Notable Strategic Partnerships

The U.S. is participating in a few noteworthy strategic partnerships presently, although these are always subject to change. Since nations are not bound to partnerships as they are to treaties, they can be closed or opened at will.

The Pacific Partnership Strategy

The U.S. is vested in bolstering the Island Nations in the Pacific Rim. This region has long been recognized for its strategic importance, particularly given the stark realities of Communist Nations actively in the region. 

The Pacific Partnership Strategy aims to strengthen our ties and presence in the Pacific Rim by addressing the key challenges in economic development and regional security. The U.S. aims to foster economic opportunities, enhance connectivity, and support the empowerment and prosperity of Pacific Islanders through targeted initiatives in infrastructure, cybersecurity, and financial linkages.

What’s the Common Ground Between MDAs and FMS?
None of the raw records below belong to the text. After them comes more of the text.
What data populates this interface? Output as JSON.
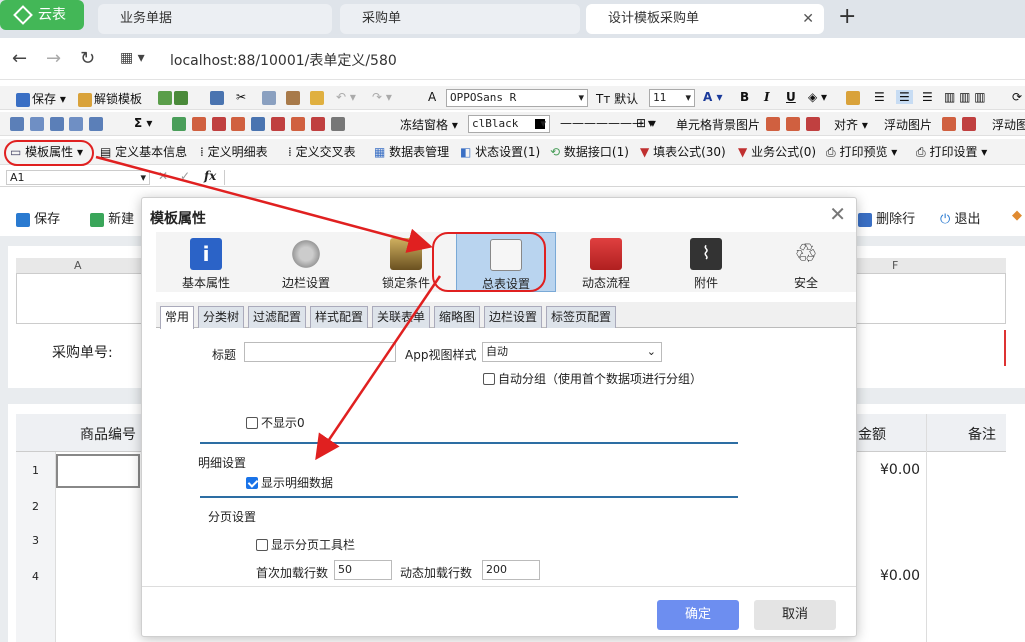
{
  "browser": {
    "app_label": "云表",
    "tabs": [
      {
        "label": "业务单据"
      },
      {
        "label": "采购单"
      },
      {
        "label": "设计模板采购单"
      }
    ],
    "new_tab": "+",
    "url": "localhost:88/10001/表单定义/580"
  },
  "toolbar1": {
    "save": "保存",
    "unlock": "解锁模板",
    "font_label": "A",
    "font_name": "OPPOSans R",
    "default": "默认",
    "font_size": "11",
    "bold": "B",
    "italic": "I",
    "underline": "U"
  },
  "toolbar2": {
    "sigma": "Σ",
    "freeze": "冻结窗格",
    "color": "clBlack",
    "cell_bg": "单元格背景图片",
    "align": "对齐",
    "float_img": "浮动图片",
    "float_img2": "浮动图"
  },
  "toolbar3": {
    "template_props": "模板属性",
    "basic_info": "定义基本信息",
    "detail_table": "定义明细表",
    "cross_table": "定义交叉表",
    "datatable_mgr": "数据表管理",
    "status": "状态设置(1)",
    "data_api": "数据接口(1)",
    "fill_formula": "填表公式(30)",
    "biz_formula": "业务公式(0)",
    "print_preview": "打印预览",
    "print_settings": "打印设置"
  },
  "formula_bar": {
    "cell": "A1",
    "fx": "fx"
  },
  "form_toolbar": {
    "save": "保存",
    "new": "新建",
    "delete_row": "删除行",
    "exit": "退出"
  },
  "sheet": {
    "col_a": "A",
    "col_f": "F",
    "purchase_no_label": "采购单号:",
    "detail_headers": {
      "code": "商品编号",
      "amount": "金额",
      "remark": "备注"
    },
    "rows": [
      "1",
      "2",
      "3",
      "4"
    ],
    "amount_1": "¥0.00",
    "amount_4": "¥0.00"
  },
  "dialog": {
    "title": "模板属性",
    "close": "✕",
    "icons": [
      {
        "label": "基本属性"
      },
      {
        "label": "边栏设置"
      },
      {
        "label": "锁定条件"
      },
      {
        "label": "总表设置"
      },
      {
        "label": "动态流程"
      },
      {
        "label": "附件"
      },
      {
        "label": "安全"
      }
    ],
    "subtabs": [
      "常用",
      "分类树",
      "过滤配置",
      "样式配置",
      "关联表单",
      "缩略图",
      "边栏设置",
      "标签页配置"
    ],
    "title_label": "标题",
    "title_value": "",
    "app_view_label": "App视图样式",
    "app_view_value": "自动",
    "auto_group": "自动分组（使用首个数据项进行分组）",
    "hide_zero": "不显示0",
    "detail_section": "明细设置",
    "show_detail": "显示明细数据",
    "paging_section": "分页设置",
    "show_paging_toolbar": "显示分页工具栏",
    "first_load_label": "首次加载行数",
    "first_load_value": "50",
    "dynamic_load_label": "动态加载行数",
    "dynamic_load_value": "200",
    "ok": "确定",
    "cancel": "取消"
  }
}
Bringing this whole thing back around, Mutual Defense Agreements (MDAs) and Foreign Military Sales (FMS) are interconnected elements of a strong global security strategy. While MDAs are formal treaties committing countries to mutual defense and defensive cooperation, FMS meet the demand for advanced military capabilities and armaments. 

After all, what good is a treaty if it has no teeth? 

But it goes beyond that. MDAs and FMS work together to boost and strengthen alliances by economic and political action. This is done by developing and executing long-term defense procurement plans, which create deep military and industrial relationships. 

FMS is also the catalyst that promotes standardization and interoperability of military equipment among Allied forces. The Allies painfully learned this lesson during World Wars I and II; war machinery and armaments that weren’t compatible created logistical nightmares. Since all of the Allies were using different calibers and primary weapons, they could not share excess when other Allies needed them. 

Finally, FMS does provide the practical means of supporting the security guarantees laid out and agreed to in MDAs, reinforcing these collective defense agreements by equipping all member nations to defend not only themselves but also their allies adequately. 

Parting Thoughts

In the grand scheme of the national security framework and international relations in general, MDAs and Strategic Partnerships are the bonds that hold nations together to pursue national security. 

With threats to global security constantly on the horizon, these agreements and partnerships are as important (if not more) than ever. MDAs and Strategic Partnerships help shape the geopolitical landscape by fostering cooperation among nations with shared interests. 

Greenwood Aerospace is your trusted partner in securing FMS contracts, whether you are looking for military service contracts, defense articles, or replacement parts. Whatever your mission dictates, we will source and procure it. Give us a call or start an online quote today!